Improving the efficiency of internal combustion engines is one of the most promising and cost-effective near- to mid-term approaches to increasing highway vehicles' fuel economy. The Vehicle Technologies Office's research and development activities address critical barriers to commercializing higher efficiency, very low emissions advanced internal combustion engines for passenger and commercial vehicles.
THE VEHICLE TECHNOLOGIES OFFICE'S CONTRIBUTION
The Vehicle Technologies Office (VTO) undertakes research and development activities to improve the efficiency of engines for both light and heavy-duty highway vehicles, whether they run on petroleum or alternative fuels. We support early-stage R&D to improve understanding of, and ability to manipulate, combustion processes, generating knowledge and insight necessary for industry to develop the next generation of engines that can be co-optimized with high performance fuels. VTO's research focuses on improving engine efficiency while meeting future federal and state emissions regulations through three main approaches:
- Developing advanced combustion strategies that maximize engine efficiency and minimize the formation of emissions within the engine cylinders

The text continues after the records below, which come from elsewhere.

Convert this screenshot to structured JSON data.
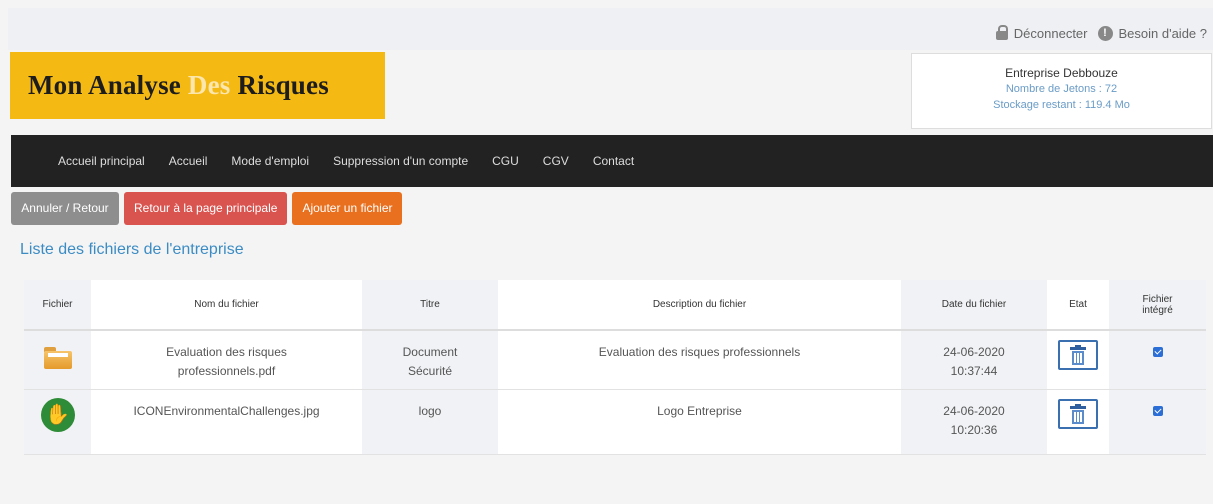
{
  "header": {
    "logout_label": "Déconnecter",
    "help_label": "Besoin d'aide ?",
    "logo": {
      "part1": "Mon Analyse ",
      "part2": "Des",
      "part3": " Risques"
    },
    "company": {
      "name": "Entreprise Debbouze",
      "tokens": "Nombre de Jetons : 72",
      "storage": "Stockage restant : 119.4 Mo"
    }
  },
  "nav": {
    "items": [
      "Accueil principal",
      "Accueil",
      "Mode d'emploi",
      "Suppression d'un compte",
      "CGU",
      "CGV",
      "Contact"
    ]
  },
  "actions": {
    "cancel": "Annuler / Retour",
    "back_main": "Retour à la page principale",
    "add_file": "Ajouter un fichier"
  },
  "list_title": "Liste des fichiers de l'entreprise",
  "table": {
    "headers": [
      "Fichier",
      "Nom du fichier",
      "Titre",
      "Description du fichier",
      "Date du fichier",
      "Etat",
      "Fichier intégré"
    ],
    "rows": [
      {
        "icon": "folder-icon",
        "name_l1": "Evaluation des risques",
        "name_l2": "professionnels.pdf",
        "title_l1": "Document",
        "title_l2": "Sécurité",
        "description": "Evaluation des risques professionnels",
        "date": "24-06-2020",
        "time": "10:37:44",
        "integrated": true
      },
      {
        "icon": "environment-hand-icon",
        "name_l1": "ICONEnvironmentalChallenges.jpg",
        "name_l2": "",
        "title_l1": "logo",
        "title_l2": "",
        "description": "Logo Entreprise",
        "date": "24-06-2020",
        "time": "10:20:36",
        "integrated": true
      }
    ]
  },
  "colors": {
    "logo_bg": "#f5b914",
    "nav_bg": "#222222",
    "btn_grey": "#8e8e8e",
    "btn_red": "#d9534f",
    "btn_orange": "#e8701f",
    "link_blue": "#3c8cc4"
  }
}
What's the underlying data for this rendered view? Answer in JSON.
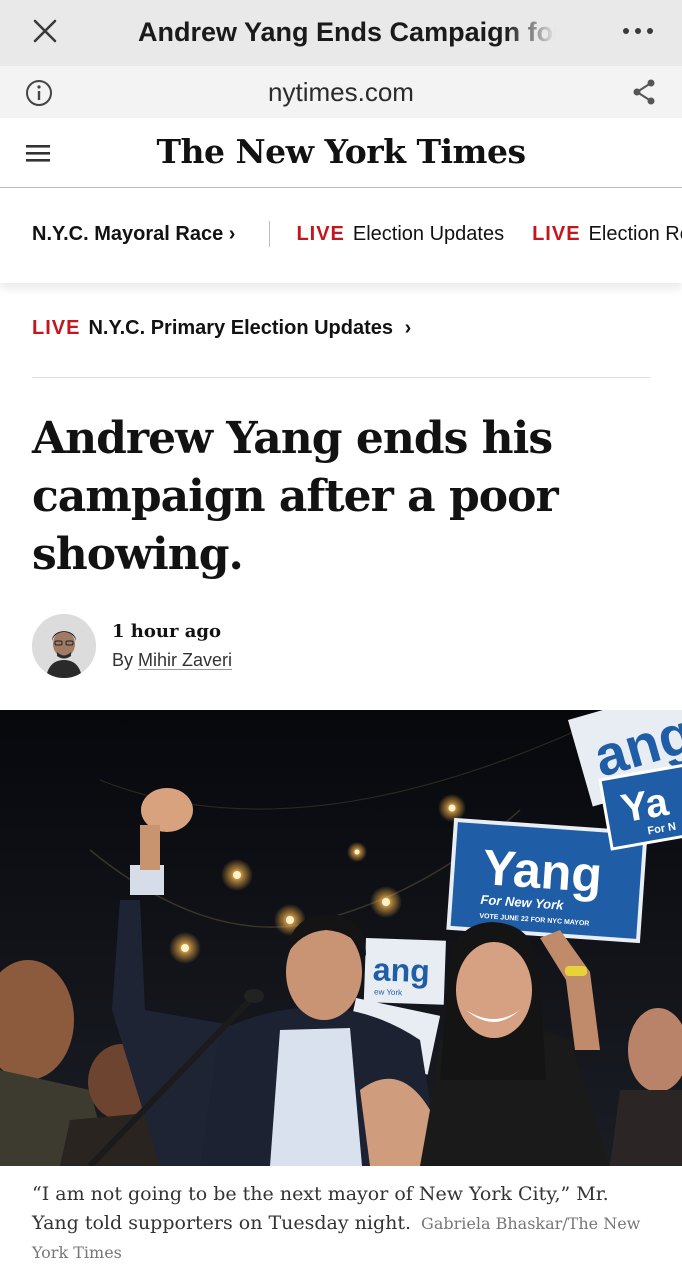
{
  "browser": {
    "title": "Andrew Yang Ends Campaign for",
    "url": "nytimes.com"
  },
  "header": {
    "masthead": "The New York Times"
  },
  "section_nav": {
    "items": [
      {
        "live": "",
        "label": "N.Y.C. Mayoral Race",
        "chevron": "›"
      },
      {
        "live": "LIVE",
        "label": "Election Updates"
      },
      {
        "live": "LIVE",
        "label": "Election Res"
      }
    ]
  },
  "live_banner": {
    "live": "LIVE",
    "label": "N.Y.C. Primary Election Updates",
    "chevron": "›"
  },
  "article": {
    "headline": "Andrew Yang ends his campaign after a poor showing.",
    "timestamp": "1 hour ago",
    "byline_prefix": "By",
    "author": "Mihir Zaveri",
    "photo_signs": [
      "Yang",
      "For New York",
      "VOTE JUNE 22 FOR NYC MAYOR",
      "ang",
      "ew York",
      "ang",
      "Ya",
      "For N"
    ],
    "caption": "“I am not going to be the next mayor of New York City,” Mr. Yang told supporters on Tuesday night.",
    "credit": "Gabriela Bhaskar/The New York Times"
  },
  "colors": {
    "live_red": "#c4161c",
    "sign_blue": "#1f5da6",
    "chrome_gray": "#e9e9e9"
  },
  "icons": [
    "close-icon",
    "more-icon",
    "info-icon",
    "share-icon",
    "hamburger-menu-icon",
    "chevron-right-icon"
  ]
}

- Fuels effects research to develop better understanding how fuel properties and composition affect advanced combustion systems.
- Developing cost-effective aftertreatment technologies that further reduce exhaust emissions
The advanced combustion systems and fuels subprogram supports a number of unique user facilities at the national laboratories. In addition to the national laboratories, research and development is done in collaboration with industry, other federal agencies (such as the National Science Foundation) and universities, as well as through government/industry partnerships:
- the U.S. DRIVE Partnership focusing on light-duty vehicles
- the 21st Century Truck Partnership, focusing on heavy-duty vehicles